Finally, we had Latin America where we saw a number of surprise games. While playday three’s star game was billed as NiP vs FaZe, the first game of the day was clearly the best as Team oNe pulled off a remarkable comeback against Immortals. Put simply, there were four remarkable clutches and a 4k by LuKid (who very almost beat the Pro League kill record in the process). The game is one you very much have to watch rather than read, so check out our highlights of it below with the full vod found here.
Finally, we had four major matchups on playday four as Immortals and Liquid -- last season’s second and third seeds -- matched up, Team oNe took on another one of the big dogs in the region in NiP, the sixth and seventh-seeded teams of RDS and INTZ faced off, and the two teams embroiled in a recent match-fixing scandal -- FaZe Clan and Black Dragons -- met again.

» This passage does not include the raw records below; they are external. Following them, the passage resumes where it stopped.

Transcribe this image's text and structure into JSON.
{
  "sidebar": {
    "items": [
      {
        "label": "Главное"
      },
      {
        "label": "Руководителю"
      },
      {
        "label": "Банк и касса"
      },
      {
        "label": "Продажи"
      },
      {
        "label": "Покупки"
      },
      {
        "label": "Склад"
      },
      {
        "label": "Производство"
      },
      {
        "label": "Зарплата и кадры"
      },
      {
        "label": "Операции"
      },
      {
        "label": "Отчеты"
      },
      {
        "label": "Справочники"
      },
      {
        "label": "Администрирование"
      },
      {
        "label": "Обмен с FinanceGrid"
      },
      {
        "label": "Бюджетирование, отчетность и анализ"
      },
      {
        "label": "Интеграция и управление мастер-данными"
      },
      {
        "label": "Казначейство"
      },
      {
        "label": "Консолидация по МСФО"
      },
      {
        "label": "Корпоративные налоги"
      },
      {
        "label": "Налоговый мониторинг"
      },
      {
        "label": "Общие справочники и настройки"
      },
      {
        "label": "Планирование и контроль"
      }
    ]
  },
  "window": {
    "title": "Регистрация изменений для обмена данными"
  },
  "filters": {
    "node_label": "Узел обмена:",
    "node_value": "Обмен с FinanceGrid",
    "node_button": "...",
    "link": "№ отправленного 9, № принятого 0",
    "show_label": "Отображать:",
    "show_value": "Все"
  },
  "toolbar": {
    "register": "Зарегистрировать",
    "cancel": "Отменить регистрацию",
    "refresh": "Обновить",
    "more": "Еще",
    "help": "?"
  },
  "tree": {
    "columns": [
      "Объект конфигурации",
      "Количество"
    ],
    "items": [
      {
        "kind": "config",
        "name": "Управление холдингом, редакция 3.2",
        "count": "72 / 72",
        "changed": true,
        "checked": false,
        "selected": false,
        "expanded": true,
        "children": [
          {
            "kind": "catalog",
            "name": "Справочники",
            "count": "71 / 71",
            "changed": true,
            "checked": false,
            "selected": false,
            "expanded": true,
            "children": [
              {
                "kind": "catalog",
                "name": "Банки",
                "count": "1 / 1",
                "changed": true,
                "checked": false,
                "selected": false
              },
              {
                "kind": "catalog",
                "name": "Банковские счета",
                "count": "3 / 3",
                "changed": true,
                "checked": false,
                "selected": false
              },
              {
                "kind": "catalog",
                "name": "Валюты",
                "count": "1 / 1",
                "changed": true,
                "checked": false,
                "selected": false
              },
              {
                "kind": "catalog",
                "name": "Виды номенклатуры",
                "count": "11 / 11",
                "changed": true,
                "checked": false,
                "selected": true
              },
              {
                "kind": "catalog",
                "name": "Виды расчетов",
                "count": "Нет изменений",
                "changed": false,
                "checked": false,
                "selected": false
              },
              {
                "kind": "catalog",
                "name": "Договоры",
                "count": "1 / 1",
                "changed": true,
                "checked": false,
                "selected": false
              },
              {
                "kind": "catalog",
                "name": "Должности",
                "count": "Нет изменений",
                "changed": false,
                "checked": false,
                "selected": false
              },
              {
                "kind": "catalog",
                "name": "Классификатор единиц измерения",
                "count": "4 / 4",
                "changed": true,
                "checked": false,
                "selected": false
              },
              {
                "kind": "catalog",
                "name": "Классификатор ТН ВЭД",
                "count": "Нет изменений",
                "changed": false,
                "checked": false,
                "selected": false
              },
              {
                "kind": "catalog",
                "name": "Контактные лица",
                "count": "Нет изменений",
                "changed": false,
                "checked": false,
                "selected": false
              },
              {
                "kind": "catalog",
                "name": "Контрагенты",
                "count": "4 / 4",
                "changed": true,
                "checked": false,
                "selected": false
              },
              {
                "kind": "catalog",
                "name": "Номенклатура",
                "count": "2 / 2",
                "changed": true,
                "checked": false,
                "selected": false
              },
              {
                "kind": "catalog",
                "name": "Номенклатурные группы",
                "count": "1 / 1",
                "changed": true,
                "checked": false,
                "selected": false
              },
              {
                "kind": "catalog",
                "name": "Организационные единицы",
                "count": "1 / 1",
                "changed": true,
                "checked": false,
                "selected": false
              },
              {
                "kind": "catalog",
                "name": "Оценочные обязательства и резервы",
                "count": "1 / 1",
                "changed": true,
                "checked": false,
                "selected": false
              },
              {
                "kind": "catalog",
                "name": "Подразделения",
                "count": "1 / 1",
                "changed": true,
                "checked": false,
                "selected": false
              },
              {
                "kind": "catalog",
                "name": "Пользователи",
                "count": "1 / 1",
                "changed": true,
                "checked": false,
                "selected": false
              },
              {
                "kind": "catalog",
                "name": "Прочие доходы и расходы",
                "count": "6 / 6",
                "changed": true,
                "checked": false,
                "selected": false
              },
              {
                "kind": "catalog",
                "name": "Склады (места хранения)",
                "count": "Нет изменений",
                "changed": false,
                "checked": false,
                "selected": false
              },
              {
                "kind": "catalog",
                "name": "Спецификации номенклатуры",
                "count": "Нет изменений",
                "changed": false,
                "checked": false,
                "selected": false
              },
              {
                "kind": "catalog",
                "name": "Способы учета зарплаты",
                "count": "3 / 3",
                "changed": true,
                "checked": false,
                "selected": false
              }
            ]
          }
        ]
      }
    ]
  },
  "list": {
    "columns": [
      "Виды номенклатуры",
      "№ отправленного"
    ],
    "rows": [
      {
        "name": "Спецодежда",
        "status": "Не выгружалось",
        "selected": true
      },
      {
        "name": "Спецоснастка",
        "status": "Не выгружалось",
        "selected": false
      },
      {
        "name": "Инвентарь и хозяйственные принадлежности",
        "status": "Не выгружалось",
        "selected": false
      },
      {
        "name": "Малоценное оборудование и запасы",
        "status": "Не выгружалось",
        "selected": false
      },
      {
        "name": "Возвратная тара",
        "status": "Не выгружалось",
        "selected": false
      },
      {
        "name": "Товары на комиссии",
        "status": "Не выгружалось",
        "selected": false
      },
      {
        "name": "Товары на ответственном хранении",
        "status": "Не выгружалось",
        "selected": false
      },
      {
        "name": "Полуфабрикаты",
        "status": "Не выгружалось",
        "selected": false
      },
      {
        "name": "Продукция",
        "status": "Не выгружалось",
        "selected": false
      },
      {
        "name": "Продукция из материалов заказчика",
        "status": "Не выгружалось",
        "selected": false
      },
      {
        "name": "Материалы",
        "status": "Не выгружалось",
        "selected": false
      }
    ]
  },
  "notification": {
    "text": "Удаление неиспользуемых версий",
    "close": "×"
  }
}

While all these games are really important, Immortals vs Liquid has to be the standout game of the week. Aside from the match featuring the highest-seeded teams to face off this week, the game saw a massive three 4ks and multiple 1vX victories, making it a highly contested match.
You wouldn’t have got this impression after round one, however, as the round had ended with just three kills as Liquid ran out of time to push. This happened once again in round three as psk1 and xS3xyCake were left to find two defenders in one second, and then round four ended with Muringa losing a 1v3 as he ran out of time and was forced to rush with no time left, allowing Novys to pick up an easy kill, carrying on from Bullet1’s 4k earlier in the round.
This led to a first half scoreline of 5-1 to Immortals, a pretty one-sided affair considering Border is seen as somewhat balanced. However, Liquid still had a lot of fight left in them. On round seven, Liquid won their first defense without losing a body, marking the start of their own winning spree. Immortals tried everything from rush strats on round eight to Finka off-picks to prioritising the plant, with their lone victory coming on the sole round they managed to catch Liquid off-guard. After taking out Nesk, Immortals managed to get the bomb down in a 5v4 situation, forcing Liquid to rush straight into the barrel of Immortals’ weapons as Novys, pX, Bullet1, and MKing all picked up a kill each to secure at least a draw:
This eventually led to the match stretching all the way to the final round, with Liquid needing to win on the Customs/Supply objective to take home any points -- and they did exactly that. Their newest pickup of Muringa won the round almost single-handedly on Maestro as he got a 4k to kill the Immortals’ push and end the game in a 6-6 draw.
Interestingly, the week’s games saw just one change in the standings as INTZ rose two places thanks to heir four points gained following a win against ReD DevilS and a draw against Liquid.
And so, here's our roundup of the three main region’s Pro League games. Check out the APAC news roundup here for full updates on everything that happened in the region.